Effective date: 19961126

AS Assignment

Owner name: IVAC HOLDINGS, INC., CALIFORNIA

Free format text: MERGER;ASSIGNOR:IVAC MEDICAL SYSTEMS, INC.;REEL/FRAME:008621/0113

Effective date: 19961126

Owner name: ALARIS MEDICAL SYSTEMS, INC., CALIFORNIA

Free format text: CHANGE OF NAME;ASSIGNOR:IVAC HOLDINGS, INC.;REEL/FRAME:008621/0107

Effective date: 19970429

FPAY Fee payment

Year of fee payment: 8

AS Assignment

Owner name: IISBC BANK USA, NEW YORK

Free format text: SECURITY INTEREST;ASSIGNOR:ALARIS MEDICAL SYSTEMS, INC.;REEL/FRAME:013403/0338

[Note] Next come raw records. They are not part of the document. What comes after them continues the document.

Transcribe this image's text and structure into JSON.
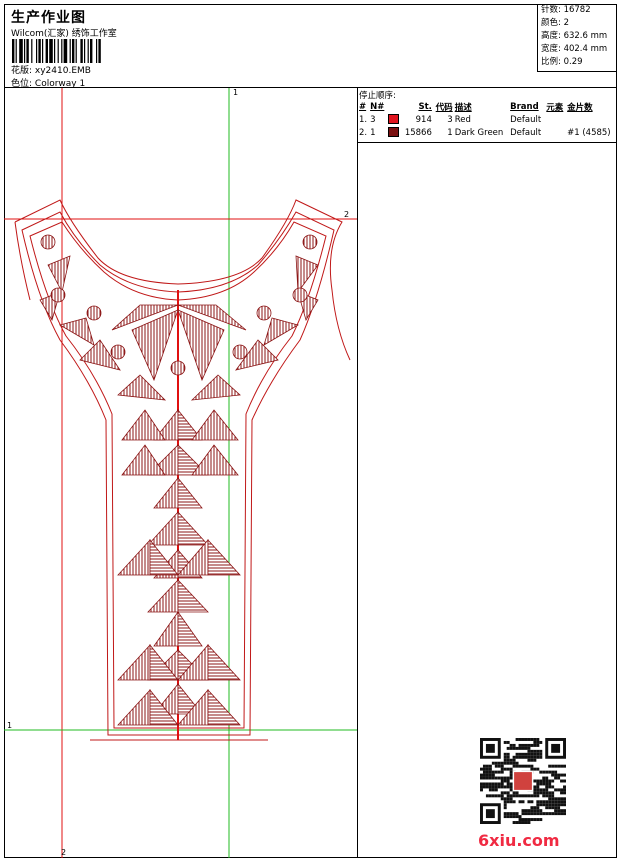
{
  "header": {
    "title": "生产作业图",
    "company": "Wilcom(汇家) 绣饰工作室",
    "design_label": "花版: ",
    "design_value": "xy2410.EMB",
    "colorway_label": "色位: ",
    "colorway_value": "Colorway 1"
  },
  "stats": [
    {
      "label": "针数: ",
      "value": "16782"
    },
    {
      "label": "颜色: ",
      "value": "2"
    },
    {
      "label": "高度: ",
      "value": "632.6 mm"
    },
    {
      "label": "宽度: ",
      "value": "402.4 mm"
    },
    {
      "label": "比例: ",
      "value": "0.29"
    }
  ],
  "stop_sequence": {
    "title": "停止顺序:",
    "headers": [
      "#",
      "N#",
      "",
      "St.",
      "代码",
      "描述",
      "Brand",
      "元素",
      "金片数"
    ],
    "rows": [
      {
        "num": "1.",
        "n": "3",
        "swatch": "#e0141e",
        "st": "914",
        "code": "3",
        "desc": "Red",
        "brand": "Default",
        "elem": "",
        "sequin": ""
      },
      {
        "num": "2.",
        "n": "1",
        "swatch": "#7a1010",
        "st": "15866",
        "code": "1",
        "desc": "Dark Green",
        "brand": "Default",
        "elem": "",
        "sequin": "#1 (4585)"
      }
    ]
  },
  "guides": {
    "v1": "1",
    "v2": "2",
    "h1": "1",
    "h2": "2"
  },
  "watermark": "6xiu.com",
  "colors": {
    "red": "#e0141e",
    "dark": "#8b1414",
    "guide_red": "#e01010",
    "guide_green": "#22bb22"
  }
}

Effective date: 20011016

FPAY Fee payment

Year of fee payment: 12

AS Assignment

Owner name: ALARIS MEDICAL SYSTEMS, INC., CALIFORNIA

Free format text: CHANGE OF NAME;ASSIGNOR:ALARIS MEDICAL, INC.;REEL/FRAME:014201/0592

Effective date: 20030630

Owner name: ALARIS MEDICAL SYSTEMS, INC., CALIFORNIA

Free format text: SECURITY AGREEMENT;ASSIGNOR:HSBC BANK USA;REEL/FRAME:014220/0171

Effective date: 20030630

Owner name: ALARIS MEDICAL, INC., CALIFORNIA

Free format text: MERGER;ASSIGNOR:ALARIS MEDICAL SYSTEMS, INC.;REEL/FRAME:014220/0417

Effective date: 20030630

Owner name: CITICORP NORTH AMERICA, INC., NEW YORK

Free format text: SECURITY AGREEMENT;ASSIGNOR:ALARIS MEDICAL SYSTEMS, INC.;REEL/FRAME:014220/0315

Effective date: 20030630

AS Assignment

Owner name: ALARIS MEDICAL SYSTEMS, INC., CALIFORNIA

Free format text: RELEASE OF SECURITY AGREEMENT;ASSIGNOR:CITICORP NORTH AMERICA, INC.;REEL/FRAME:015703/0127

Effective date: 20040707

AS Assignment

Owner name: CARDINAL HEALTH 303, INC., CALIFORNIA

Free format text: CHANGE OF NAME;ASSIGNOR:ALARIS MEDICAL SYSTEMS, INC.;REEL/FRAME:016937/0304

Effective date: 20041013